### Records:

- - - - -

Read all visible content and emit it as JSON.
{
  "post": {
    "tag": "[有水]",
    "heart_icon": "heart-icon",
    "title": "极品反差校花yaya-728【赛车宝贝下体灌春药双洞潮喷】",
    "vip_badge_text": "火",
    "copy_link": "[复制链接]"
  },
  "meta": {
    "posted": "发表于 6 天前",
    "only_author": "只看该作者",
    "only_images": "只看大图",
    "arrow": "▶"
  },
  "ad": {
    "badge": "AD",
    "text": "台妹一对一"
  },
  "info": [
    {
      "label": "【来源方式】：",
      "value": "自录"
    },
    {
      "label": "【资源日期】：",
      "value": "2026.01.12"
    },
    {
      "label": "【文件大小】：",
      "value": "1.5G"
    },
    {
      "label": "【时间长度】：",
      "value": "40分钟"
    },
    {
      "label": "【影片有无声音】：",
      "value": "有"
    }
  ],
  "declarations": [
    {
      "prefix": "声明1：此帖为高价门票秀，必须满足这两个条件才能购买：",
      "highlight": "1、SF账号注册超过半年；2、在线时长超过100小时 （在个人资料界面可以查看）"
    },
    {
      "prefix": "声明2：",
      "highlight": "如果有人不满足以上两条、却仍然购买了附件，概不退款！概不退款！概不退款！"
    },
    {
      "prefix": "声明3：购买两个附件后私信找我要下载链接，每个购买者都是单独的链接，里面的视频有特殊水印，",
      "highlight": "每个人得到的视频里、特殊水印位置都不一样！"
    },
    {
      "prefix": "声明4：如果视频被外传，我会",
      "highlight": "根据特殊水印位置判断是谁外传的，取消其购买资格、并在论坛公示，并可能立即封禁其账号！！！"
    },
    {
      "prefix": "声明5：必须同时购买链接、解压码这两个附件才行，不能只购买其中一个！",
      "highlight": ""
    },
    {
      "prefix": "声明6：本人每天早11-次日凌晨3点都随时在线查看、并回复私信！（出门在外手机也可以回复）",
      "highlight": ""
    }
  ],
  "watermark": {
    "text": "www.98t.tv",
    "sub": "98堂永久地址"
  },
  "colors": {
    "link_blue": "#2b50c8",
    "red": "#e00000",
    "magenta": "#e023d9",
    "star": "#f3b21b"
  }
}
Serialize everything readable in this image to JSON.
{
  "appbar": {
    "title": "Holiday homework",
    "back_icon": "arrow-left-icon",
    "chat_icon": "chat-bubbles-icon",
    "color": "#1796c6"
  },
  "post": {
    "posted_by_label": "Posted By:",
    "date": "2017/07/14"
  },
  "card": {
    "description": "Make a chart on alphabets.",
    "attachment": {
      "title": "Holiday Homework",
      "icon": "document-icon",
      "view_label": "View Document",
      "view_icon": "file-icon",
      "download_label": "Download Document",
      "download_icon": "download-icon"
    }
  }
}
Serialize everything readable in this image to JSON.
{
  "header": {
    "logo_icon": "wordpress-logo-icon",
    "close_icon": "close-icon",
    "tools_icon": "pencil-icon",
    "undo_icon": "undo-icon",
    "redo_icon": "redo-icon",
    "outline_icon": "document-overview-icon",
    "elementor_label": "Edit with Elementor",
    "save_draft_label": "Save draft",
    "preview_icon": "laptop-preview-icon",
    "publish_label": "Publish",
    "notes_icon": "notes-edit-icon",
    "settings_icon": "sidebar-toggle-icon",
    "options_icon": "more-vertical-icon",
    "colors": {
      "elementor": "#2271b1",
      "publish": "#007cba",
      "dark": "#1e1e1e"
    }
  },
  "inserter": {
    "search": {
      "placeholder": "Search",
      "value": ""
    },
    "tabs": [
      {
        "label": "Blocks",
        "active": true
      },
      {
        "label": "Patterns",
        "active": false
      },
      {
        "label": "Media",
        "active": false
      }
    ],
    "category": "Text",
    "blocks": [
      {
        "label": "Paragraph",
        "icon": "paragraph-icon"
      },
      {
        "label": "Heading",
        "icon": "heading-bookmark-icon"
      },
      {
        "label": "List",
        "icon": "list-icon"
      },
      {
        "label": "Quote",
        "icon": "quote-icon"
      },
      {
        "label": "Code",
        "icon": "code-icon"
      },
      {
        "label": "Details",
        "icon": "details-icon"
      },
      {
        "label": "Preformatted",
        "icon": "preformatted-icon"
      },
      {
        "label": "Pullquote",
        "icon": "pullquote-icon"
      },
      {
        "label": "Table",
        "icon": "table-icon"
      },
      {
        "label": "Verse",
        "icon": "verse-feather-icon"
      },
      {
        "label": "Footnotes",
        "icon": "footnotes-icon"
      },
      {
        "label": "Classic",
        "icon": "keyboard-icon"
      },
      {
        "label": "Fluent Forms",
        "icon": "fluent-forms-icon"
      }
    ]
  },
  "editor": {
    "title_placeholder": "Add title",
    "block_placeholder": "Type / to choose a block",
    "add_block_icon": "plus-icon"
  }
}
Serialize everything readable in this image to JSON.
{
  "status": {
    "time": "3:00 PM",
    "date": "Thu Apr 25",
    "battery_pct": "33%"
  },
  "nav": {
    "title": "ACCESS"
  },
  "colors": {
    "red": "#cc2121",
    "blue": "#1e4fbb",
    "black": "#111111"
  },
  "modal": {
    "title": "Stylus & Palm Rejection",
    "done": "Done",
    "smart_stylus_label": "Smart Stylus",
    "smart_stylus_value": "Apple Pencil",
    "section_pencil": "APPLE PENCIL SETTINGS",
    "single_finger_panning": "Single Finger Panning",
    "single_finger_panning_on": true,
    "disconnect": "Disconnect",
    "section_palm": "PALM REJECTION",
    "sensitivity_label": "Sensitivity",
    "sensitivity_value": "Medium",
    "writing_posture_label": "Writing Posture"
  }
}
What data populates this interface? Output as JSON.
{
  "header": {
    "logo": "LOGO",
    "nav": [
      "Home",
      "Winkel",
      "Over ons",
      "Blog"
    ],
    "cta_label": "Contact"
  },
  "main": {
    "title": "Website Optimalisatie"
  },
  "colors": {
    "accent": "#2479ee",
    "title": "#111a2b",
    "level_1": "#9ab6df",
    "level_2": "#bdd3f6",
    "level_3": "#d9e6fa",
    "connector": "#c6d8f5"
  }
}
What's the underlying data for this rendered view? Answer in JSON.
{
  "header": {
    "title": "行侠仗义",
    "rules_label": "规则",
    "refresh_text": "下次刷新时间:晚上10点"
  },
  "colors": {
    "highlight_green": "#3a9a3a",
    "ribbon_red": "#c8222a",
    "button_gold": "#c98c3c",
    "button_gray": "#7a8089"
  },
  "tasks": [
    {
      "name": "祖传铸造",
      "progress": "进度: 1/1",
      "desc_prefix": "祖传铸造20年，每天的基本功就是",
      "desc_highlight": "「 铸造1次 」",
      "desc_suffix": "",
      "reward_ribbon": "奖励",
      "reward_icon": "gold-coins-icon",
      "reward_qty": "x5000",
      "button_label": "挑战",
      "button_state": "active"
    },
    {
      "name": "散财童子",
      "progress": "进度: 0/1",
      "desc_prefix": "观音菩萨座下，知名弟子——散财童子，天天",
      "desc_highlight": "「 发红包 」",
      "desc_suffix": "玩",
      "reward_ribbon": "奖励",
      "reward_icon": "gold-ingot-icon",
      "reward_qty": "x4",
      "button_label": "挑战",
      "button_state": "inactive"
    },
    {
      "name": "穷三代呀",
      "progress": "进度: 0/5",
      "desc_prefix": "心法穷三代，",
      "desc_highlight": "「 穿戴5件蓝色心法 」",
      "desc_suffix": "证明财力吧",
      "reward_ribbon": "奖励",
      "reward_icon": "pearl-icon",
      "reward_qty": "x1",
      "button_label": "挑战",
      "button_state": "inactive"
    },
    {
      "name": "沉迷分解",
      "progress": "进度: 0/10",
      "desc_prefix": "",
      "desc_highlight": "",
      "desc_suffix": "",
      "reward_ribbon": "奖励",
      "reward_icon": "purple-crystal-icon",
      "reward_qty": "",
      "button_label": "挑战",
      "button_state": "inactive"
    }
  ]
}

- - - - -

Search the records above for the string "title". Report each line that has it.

### Solution for this exercise:
    "title": "极品反差校花yaya-728【赛车宝贝下体灌春药双洞潮喷】",
    "title": "Holiday homework",
      "title": "Holiday Homework",
    "title_placeholder": "Add title",
    "title": "ACCESS"
    "title": "Stylus & Palm Rejection",
    "title": "Website Optimalisatie"
    "title": "#111a2b",
    "title": "行侠仗义",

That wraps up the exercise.